Traditionally, when a company wanted to grow, it had a few choices open to it. It could grow with a growing market sector; it could grab market share from its competitors; it could spread itself geographically; and less convincingly, it could simply buy other companies in related or sometimes very different sectors. And there is another option that has always been open to the companies with the strongest brands - they can extend their brands to cover new types of business. It’s the last one that is the most interesting.
Traditionally, when a company wanted to grow, it had a few choices
open to it. It could grow with a growing market sector; it could grab
market share from its competitors; it could spread itself
geographically; and less convincingly, it could simply buy other
companies in related or sometimes very different sectors. And there is
another option that has always been open to the companies with the
strongest brands - they can extend their brands to cover new types of
business. It’s the last one that is the most interesting.
One of the classic examples is Virgin. It’s a music and book retailer,
an airline, a bank, a record company, a tour operator and a clothing
You can even drink Virgin Cola. This is not one company with many
brands, each identified with a particular category of product. It is one
overarching brand that embodies, across all these sectors and
categories, largely the same values and associations.
Virgin didn’t need the Internet to spread itself in this way. But have
you noticed how brands are becoming much more mobile in the Internet
Some of the most aggressive of these all-conquering brands were spawned
by the Internet. Think of Yahoo! or Amazon. Yahoo! began as a search
engine, and search is probably still the reason most people go to the
site the first time. But it’s also a visa card, a place to find or
advertise a job, it’s an online auctioneer, an investment aid, a news
service, somewhere to go shopping.

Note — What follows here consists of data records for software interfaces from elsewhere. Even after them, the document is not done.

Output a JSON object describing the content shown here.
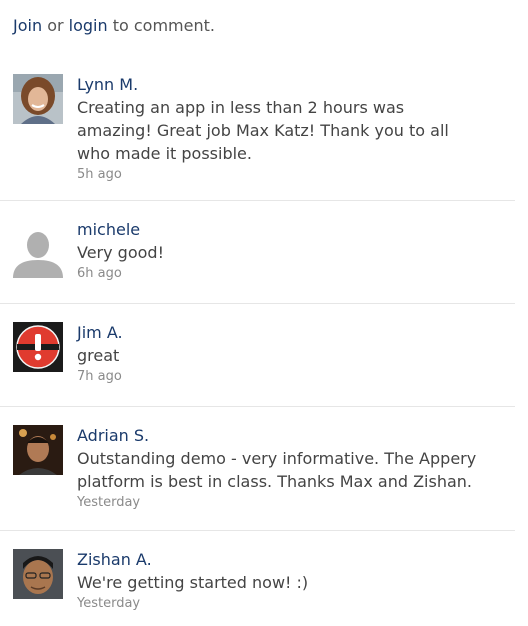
{
  "header": {
    "join_label": "Join",
    "or_text": "or",
    "login_label": "login",
    "suffix_text": "to comment."
  },
  "comments": [
    {
      "author": "Lynn M.",
      "text": "Creating an app in less than 2 hours was amazing! Great job Max Katz! Thank you to all who made it possible.",
      "time": "5h ago",
      "avatar_icon": "woman-portrait-avatar"
    },
    {
      "author": "michele",
      "text": "Very good!",
      "time": "6h ago",
      "avatar_icon": "default-silhouette-avatar"
    },
    {
      "author": "Jim A.",
      "text": "great",
      "time": "7h ago",
      "avatar_icon": "red-exclamation-badge-avatar"
    },
    {
      "author": "Adrian S.",
      "text": "Outstanding demo - very informative. The Appery platform is best in class. Thanks Max and Zishan.",
      "time": "Yesterday",
      "avatar_icon": "man-portrait-avatar"
    },
    {
      "author": "Zishan A.",
      "text": "We're getting started now! :)",
      "time": "Yesterday",
      "avatar_icon": "man-portrait-avatar"
    }
  ],
  "colors": {
    "link": "#1a3a6b",
    "text": "#444444",
    "muted": "#8a8a8a",
    "divider": "#e6e6e6"
  }
}
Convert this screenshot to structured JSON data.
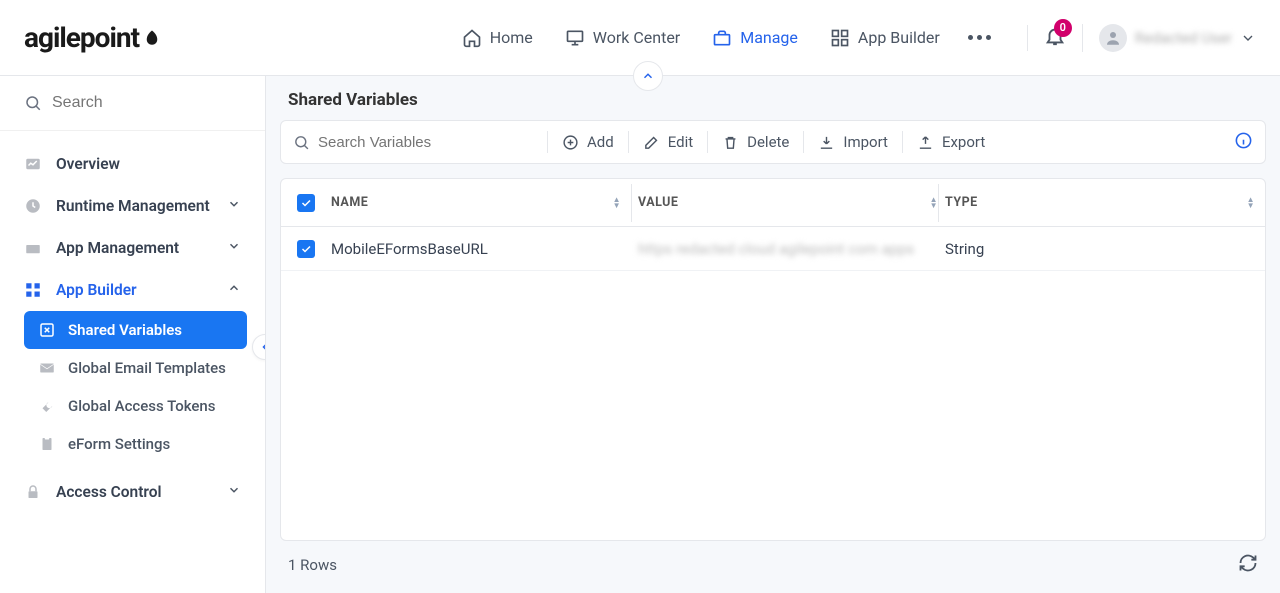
{
  "brand": {
    "name": "agilepoint"
  },
  "nav": {
    "home": "Home",
    "workcenter": "Work Center",
    "manage": "Manage",
    "appbuilder": "App Builder"
  },
  "notifications": {
    "count": "0"
  },
  "user": {
    "name": "Redacted User"
  },
  "sidebar": {
    "search_placeholder": "Search",
    "overview": "Overview",
    "runtime": "Runtime Management",
    "appmgmt": "App Management",
    "appbuilder": "App Builder",
    "shared_vars": "Shared Variables",
    "email_templates": "Global Email Templates",
    "access_tokens": "Global Access Tokens",
    "eform_settings": "eForm Settings",
    "access_control": "Access Control"
  },
  "main": {
    "title": "Shared Variables",
    "search_placeholder": "Search Variables",
    "add": "Add",
    "edit": "Edit",
    "delete": "Delete",
    "import": "Import",
    "export": "Export",
    "columns": {
      "name": "Name",
      "value": "Value",
      "type": "Type"
    },
    "rows": [
      {
        "name": "MobileEFormsBaseURL",
        "value": "https redacted cloud agilepoint com apps",
        "type": "String"
      }
    ],
    "row_count": "1 Rows"
  }
}
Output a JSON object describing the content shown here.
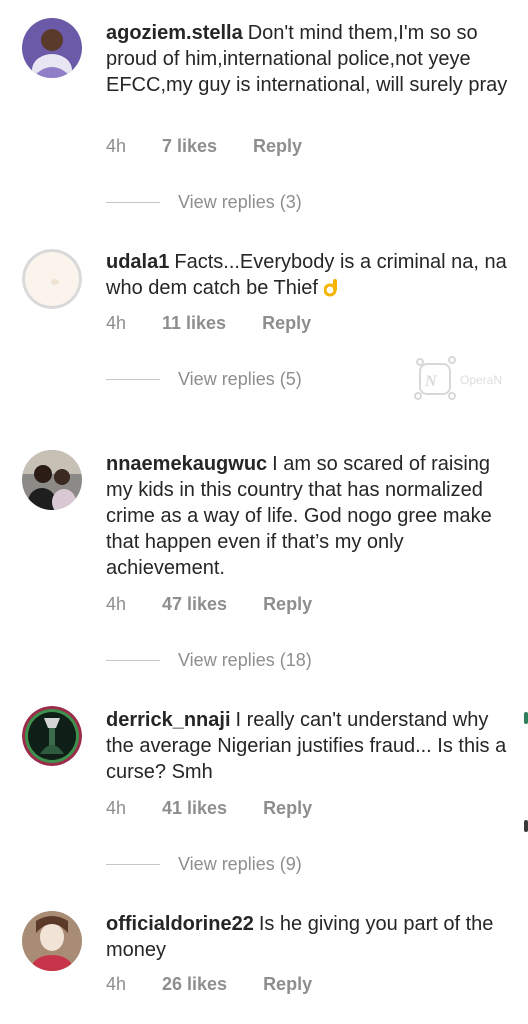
{
  "comments": [
    {
      "username": "agoziem.stella",
      "text": "Don't mind them,I'm so so proud of him,international police,not yeye EFCC,my guy is international, will surely pray",
      "time": "4h",
      "likes": "7 likes",
      "reply": "Reply",
      "view_replies": "View replies (3)"
    },
    {
      "username": "udala1",
      "text": "Facts...Everybody is a criminal na, na who dem catch be Thief",
      "time": "4h",
      "likes": "11 likes",
      "reply": "Reply",
      "view_replies": "View replies (5)"
    },
    {
      "username": "nnaemekaugwuc",
      "text": "I am so scared of raising my kids in this country that has normalized crime as a way of life. God nogo gree make that happen even if that’s my only achievement.",
      "time": "4h",
      "likes": "47 likes",
      "reply": "Reply",
      "view_replies": "View replies (18)"
    },
    {
      "username": "derrick_nnaji",
      "text": "I really can't understand why the average Nigerian justifies fraud... Is this a curse? Smh",
      "time": "4h",
      "likes": "41 likes",
      "reply": "Reply",
      "view_replies": "View replies (9)"
    },
    {
      "username": "officialdorine22",
      "text": "Is he giving you part of the money",
      "time": "4h",
      "likes": "26 likes",
      "reply": "Reply"
    }
  ],
  "icons": {
    "emoji": "ok-hand-emoji-icon",
    "watermark": "operanews-watermark-icon"
  },
  "colors": {
    "text": "#262626",
    "meta": "#8e8e8e",
    "divider": "#c7c7c7"
  }
}
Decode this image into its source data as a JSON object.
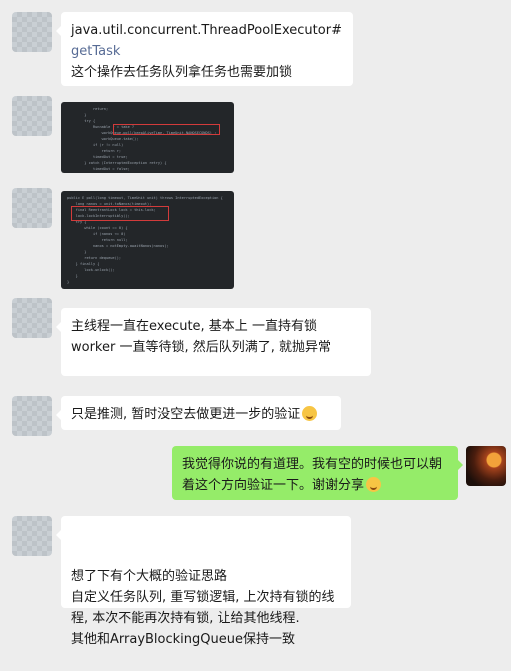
{
  "messages": [
    {
      "id": "m1",
      "side": "left",
      "lines": [
        "java.util.concurrent.ThreadPoolExecutor#",
        "getTask",
        "这个操作去任务队列拿任务也需要加锁"
      ]
    },
    {
      "id": "m2",
      "side": "left",
      "type": "image",
      "alt": "code screenshot 1"
    },
    {
      "id": "m3",
      "side": "left",
      "type": "image",
      "alt": "code screenshot 2"
    },
    {
      "id": "m4",
      "side": "left",
      "text": "主线程一直在execute, 基本上 一直持有锁 worker 一直等待锁, 然后队列满了, 就抛异常"
    },
    {
      "id": "m5",
      "side": "left",
      "text": "只是推测, 暂时没空去做更进一步的验证",
      "emoji": "grin-sweat-emoji"
    },
    {
      "id": "m6",
      "side": "right",
      "text": "我觉得你说的有道理。我有空的时候也可以朝着这个方向验证一下。谢谢分享",
      "emoji": "heart-eyes-emoji"
    },
    {
      "id": "m7",
      "side": "left",
      "text": "想了下有个大概的验证思路\n自定义任务队列, 重写锁逻辑, 上次持有锁的线程, 本次不能再次持有锁, 让给其他线程.\n其他和ArrayBlockingQueue保持一致"
    }
  ]
}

Amazon started out as a bookshop. Now
it also retails music, toys and games and is an online auctioneer and an
Brands like Yahoo!, Amazon and Virgin are known as ’nomad’ brands.

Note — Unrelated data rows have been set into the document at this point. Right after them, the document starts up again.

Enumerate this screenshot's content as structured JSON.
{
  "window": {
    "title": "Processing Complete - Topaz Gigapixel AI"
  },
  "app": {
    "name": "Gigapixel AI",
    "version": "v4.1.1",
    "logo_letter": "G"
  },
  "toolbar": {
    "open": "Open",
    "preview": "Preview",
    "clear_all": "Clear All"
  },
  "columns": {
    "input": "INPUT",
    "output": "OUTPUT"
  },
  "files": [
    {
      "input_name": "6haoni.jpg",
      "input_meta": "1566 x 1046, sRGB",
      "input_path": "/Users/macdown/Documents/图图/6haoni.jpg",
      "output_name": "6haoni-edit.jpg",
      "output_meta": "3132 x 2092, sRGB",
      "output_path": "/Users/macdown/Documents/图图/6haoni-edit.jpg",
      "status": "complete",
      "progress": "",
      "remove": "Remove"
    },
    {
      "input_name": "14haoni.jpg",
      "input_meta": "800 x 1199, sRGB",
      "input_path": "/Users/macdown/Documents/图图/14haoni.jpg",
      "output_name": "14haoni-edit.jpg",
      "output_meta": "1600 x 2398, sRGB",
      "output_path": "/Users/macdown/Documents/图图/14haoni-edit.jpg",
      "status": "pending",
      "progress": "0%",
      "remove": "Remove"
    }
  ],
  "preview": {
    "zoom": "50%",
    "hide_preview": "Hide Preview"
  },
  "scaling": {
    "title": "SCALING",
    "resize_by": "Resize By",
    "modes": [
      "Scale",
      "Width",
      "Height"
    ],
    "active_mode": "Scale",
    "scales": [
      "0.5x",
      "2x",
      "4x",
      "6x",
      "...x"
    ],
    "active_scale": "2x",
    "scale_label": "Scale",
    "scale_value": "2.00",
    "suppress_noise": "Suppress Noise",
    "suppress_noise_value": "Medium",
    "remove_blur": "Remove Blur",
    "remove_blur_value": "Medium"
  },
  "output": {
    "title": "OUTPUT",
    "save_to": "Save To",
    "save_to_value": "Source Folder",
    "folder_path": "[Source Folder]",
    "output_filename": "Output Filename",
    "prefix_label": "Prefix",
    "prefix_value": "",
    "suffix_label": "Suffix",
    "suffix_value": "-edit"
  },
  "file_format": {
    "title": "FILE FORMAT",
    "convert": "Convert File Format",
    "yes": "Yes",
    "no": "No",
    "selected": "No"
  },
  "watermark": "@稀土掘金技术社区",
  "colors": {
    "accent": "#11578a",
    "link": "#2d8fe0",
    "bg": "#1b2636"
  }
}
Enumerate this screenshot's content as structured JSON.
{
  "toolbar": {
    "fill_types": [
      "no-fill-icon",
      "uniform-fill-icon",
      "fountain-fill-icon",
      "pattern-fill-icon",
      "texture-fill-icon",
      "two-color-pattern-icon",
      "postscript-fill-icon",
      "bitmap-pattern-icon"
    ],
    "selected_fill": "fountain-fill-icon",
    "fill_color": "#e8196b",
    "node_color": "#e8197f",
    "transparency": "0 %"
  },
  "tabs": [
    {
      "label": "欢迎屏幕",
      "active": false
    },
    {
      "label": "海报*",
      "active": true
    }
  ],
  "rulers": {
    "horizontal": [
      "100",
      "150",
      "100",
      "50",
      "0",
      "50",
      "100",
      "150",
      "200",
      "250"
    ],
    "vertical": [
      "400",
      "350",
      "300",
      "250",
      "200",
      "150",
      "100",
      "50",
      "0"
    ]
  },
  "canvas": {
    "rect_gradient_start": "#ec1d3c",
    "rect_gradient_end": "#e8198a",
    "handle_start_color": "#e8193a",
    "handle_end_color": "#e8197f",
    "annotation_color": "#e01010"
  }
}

That’s probably a bit of a misnomer. To the traditional, rather
slow-moving occupiers of the sectors these brands descend on, they’re
probably a bit more like the marauding Mongol hordes, raiding market

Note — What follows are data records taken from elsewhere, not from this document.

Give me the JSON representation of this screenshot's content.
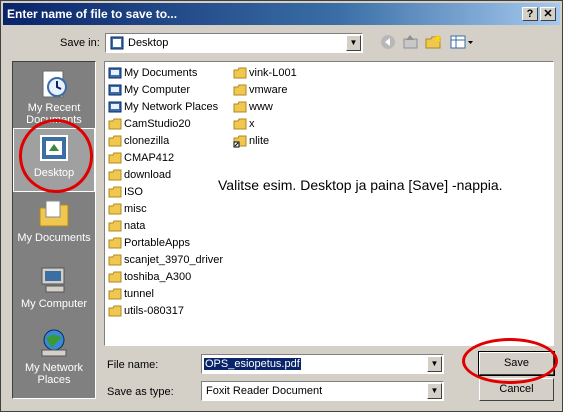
{
  "window": {
    "title": "Enter name of file to save to..."
  },
  "title_buttons": {
    "help": "?",
    "close": "✕"
  },
  "save_in": {
    "label": "Save in:",
    "value": "Desktop"
  },
  "places": [
    {
      "label": "My Recent Documents",
      "icon": "recent-documents-icon"
    },
    {
      "label": "Desktop",
      "icon": "desktop-icon"
    },
    {
      "label": "My Documents",
      "icon": "my-documents-icon"
    },
    {
      "label": "My Computer",
      "icon": "my-computer-icon"
    },
    {
      "label": "My Network Places",
      "icon": "network-places-icon"
    }
  ],
  "files_col1": [
    {
      "name": "My Documents",
      "type": "special"
    },
    {
      "name": "My Computer",
      "type": "special"
    },
    {
      "name": "My Network Places",
      "type": "special"
    },
    {
      "name": "CamStudio20",
      "type": "folder"
    },
    {
      "name": "clonezilla",
      "type": "folder"
    },
    {
      "name": "CMAP412",
      "type": "folder"
    },
    {
      "name": "download",
      "type": "folder"
    },
    {
      "name": "ISO",
      "type": "folder"
    },
    {
      "name": "misc",
      "type": "folder"
    },
    {
      "name": "nata",
      "type": "folder"
    },
    {
      "name": "PortableApps",
      "type": "folder"
    },
    {
      "name": "scanjet_3970_driver",
      "type": "folder"
    },
    {
      "name": "toshiba_A300",
      "type": "folder"
    },
    {
      "name": "tunnel",
      "type": "folder"
    },
    {
      "name": "utils-080317",
      "type": "folder"
    }
  ],
  "files_col2": [
    {
      "name": "vink-L001",
      "type": "folder"
    },
    {
      "name": "vmware",
      "type": "folder"
    },
    {
      "name": "www",
      "type": "folder"
    },
    {
      "name": "x",
      "type": "folder"
    },
    {
      "name": "nlite",
      "type": "shortcut"
    }
  ],
  "annotation": "Valitse esim. Desktop ja paina [Save] -nappia.",
  "file_name": {
    "label": "File name:",
    "value": "OPS_esiopetus.pdf"
  },
  "save_as_type": {
    "label": "Save as type:",
    "value": "Foxit Reader Document"
  },
  "buttons": {
    "save": "Save",
    "cancel": "Cancel"
  },
  "colors": {
    "titlebar": "#0a246a",
    "dialog": "#d4d0c8",
    "places_bar": "#808080",
    "highlight_circle": "#e00000",
    "folder": "#f0c850"
  }
}
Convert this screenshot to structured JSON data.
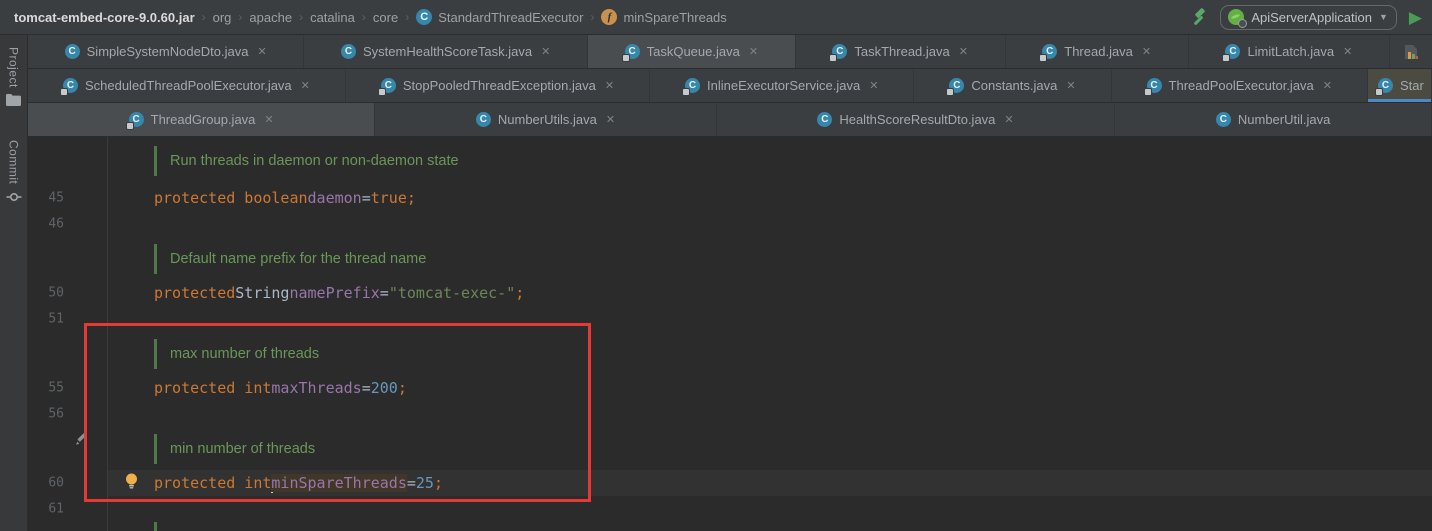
{
  "theme": {
    "editor_bg": "#2B2B2B",
    "panel_bg": "#3B3E40",
    "active_tab_underline": "#4A88C7",
    "keyword_color": "#CC7832",
    "field_color": "#9876AA",
    "string_color": "#6A8759",
    "number_color": "#6897BB",
    "comment_color": "#699758",
    "annotation_color": "#E53935",
    "run_green": "#499C54"
  },
  "breadcrumb": {
    "separator": "›",
    "segments": [
      {
        "label": "tomcat-embed-core-9.0.60.jar",
        "style": "bold"
      },
      {
        "label": "org"
      },
      {
        "label": "apache"
      },
      {
        "label": "catalina"
      },
      {
        "label": "core"
      },
      {
        "label": "StandardThreadExecutor",
        "icon": "class"
      },
      {
        "label": "minSpareThreads",
        "icon": "field"
      }
    ],
    "class_glyph": "C",
    "field_glyph": "f"
  },
  "toolbar": {
    "run_config": "ApiServerApplication",
    "dropdown_arrow": "▼",
    "play_glyph": "▶"
  },
  "tool_windows": {
    "project_label": "Project",
    "commit_label": "Commit"
  },
  "tabs": {
    "class_glyph": "C",
    "close_glyph": "✕",
    "rows": [
      [
        {
          "label": "SimpleSystemNodeDto.java",
          "lock": false,
          "close": true,
          "variant": "normal"
        },
        {
          "label": "SystemHealthScoreTask.java",
          "lock": false,
          "close": true,
          "variant": "normal"
        },
        {
          "label": "TaskQueue.java",
          "lock": true,
          "close": true,
          "variant": "light"
        },
        {
          "label": "TaskThread.java",
          "lock": true,
          "close": true,
          "variant": "normal"
        },
        {
          "label": "Thread.java",
          "lock": true,
          "close": true,
          "variant": "normal"
        },
        {
          "label": "LimitLatch.java",
          "lock": true,
          "close": true,
          "variant": "normal"
        }
      ],
      [
        {
          "label": "ScheduledThreadPoolExecutor.java",
          "lock": true,
          "close": true,
          "variant": "normal"
        },
        {
          "label": "StopPooledThreadException.java",
          "lock": true,
          "close": true,
          "variant": "normal"
        },
        {
          "label": "InlineExecutorService.java",
          "lock": true,
          "close": true,
          "variant": "normal"
        },
        {
          "label": "Constants.java",
          "lock": true,
          "close": true,
          "variant": "normal"
        },
        {
          "label": "ThreadPoolExecutor.java",
          "lock": true,
          "close": true,
          "variant": "normal"
        },
        {
          "label": "Star",
          "lock": true,
          "close": false,
          "variant": "active"
        }
      ],
      [
        {
          "label": "ThreadGroup.java",
          "lock": true,
          "close": true,
          "variant": "light"
        },
        {
          "label": "NumberUtils.java",
          "lock": false,
          "close": true,
          "variant": "normal"
        },
        {
          "label": "HealthScoreResultDto.java",
          "lock": false,
          "close": true,
          "variant": "normal"
        },
        {
          "label": "NumberUtil.java",
          "lock": false,
          "close": false,
          "variant": "normal"
        }
      ]
    ]
  },
  "editor": {
    "rows": [
      {
        "type": "comment",
        "lead": true,
        "text": "Run threads in daemon or non-daemon state"
      },
      {
        "type": "code",
        "num": "45",
        "tokens": [
          {
            "t": "protected boolean ",
            "c": "kw"
          },
          {
            "t": "daemon",
            "c": "field"
          },
          {
            "t": " = ",
            "c": "plain"
          },
          {
            "t": "true;",
            "c": "kw"
          }
        ]
      },
      {
        "type": "blank",
        "num": "46"
      },
      {
        "type": "comment",
        "text": "Default name prefix for the thread name"
      },
      {
        "type": "code",
        "num": "50",
        "tokens": [
          {
            "t": "protected ",
            "c": "kw"
          },
          {
            "t": "String ",
            "c": "plain"
          },
          {
            "t": "namePrefix",
            "c": "field"
          },
          {
            "t": " = ",
            "c": "plain"
          },
          {
            "t": "\"tomcat-exec-\"",
            "c": "str"
          },
          {
            "t": ";",
            "c": "kw"
          }
        ]
      },
      {
        "type": "blank",
        "num": "51"
      },
      {
        "type": "comment",
        "text": "max number of threads"
      },
      {
        "type": "code",
        "num": "55",
        "tokens": [
          {
            "t": "protected int ",
            "c": "kw"
          },
          {
            "t": "maxThreads",
            "c": "field"
          },
          {
            "t": " = ",
            "c": "plain"
          },
          {
            "t": "200",
            "c": "num"
          },
          {
            "t": ";",
            "c": "kw"
          }
        ]
      },
      {
        "type": "blank",
        "num": "56"
      },
      {
        "type": "comment",
        "text": "min number of threads",
        "pencil": true
      },
      {
        "type": "code",
        "num": "60",
        "current": true,
        "bulb": true,
        "tokens": [
          {
            "t": "protected int ",
            "c": "kw"
          },
          {
            "t": "minSpareThreads",
            "c": "field",
            "hl": true,
            "caretBefore": true
          },
          {
            "t": " = ",
            "c": "plain"
          },
          {
            "t": "25",
            "c": "num"
          },
          {
            "t": ";",
            "c": "kw"
          }
        ]
      },
      {
        "type": "blank",
        "num": "61"
      },
      {
        "type": "stub"
      }
    ]
  }
}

sectors and conquering territory as they go. The Internet enables nomad
brands to move faster and to occupy more unlikely market territory than
companies could in the past.
For nomad brands, there is no such thing as a core business. Their core
business is getting as much of what a consumer will spend as possible in
as many areas of their life as possible, over as long a period of time
as possible. The yardsticks here are not just market share, which
measures businesses in very narrow vertical sectors, but also things
like share of consumer or even ’share of life.’ These businesses want to
know that they touch more parts of the life of a consumer, and more
often than their competitors. It’s about measuring the lifetime value of
a consumer: how much they’re likely to spend from the time they make
their first contact with you until the day they die, rather than any
immediate purchase they’re likely to make. Looked at from that point of
view, some of the high figures that Internet companies pay just to
acquire customers don’t seem so stupid after all. This kind of brand
mobility is also one of the reasons why it is so attractive for
retailers and consumer companies to tie their brands to Internet access
provision. It is an increasingly important key to many aspects of
The point of this homily is that when it comes to nomad brands, there is
one thing they are interested in above all else: gaining the trust of
consumers. It is this trust that enables these brands to move into new
markets and to take customers away from the other players, seemingly
effortlessly. And loss of that trust is the point on which they are all
most vulnerable. And trust is about reputation.
There’s a selling point in this for PR professionals.
- Stovin Hayter is editor of Revolution. All e-mails should be sent to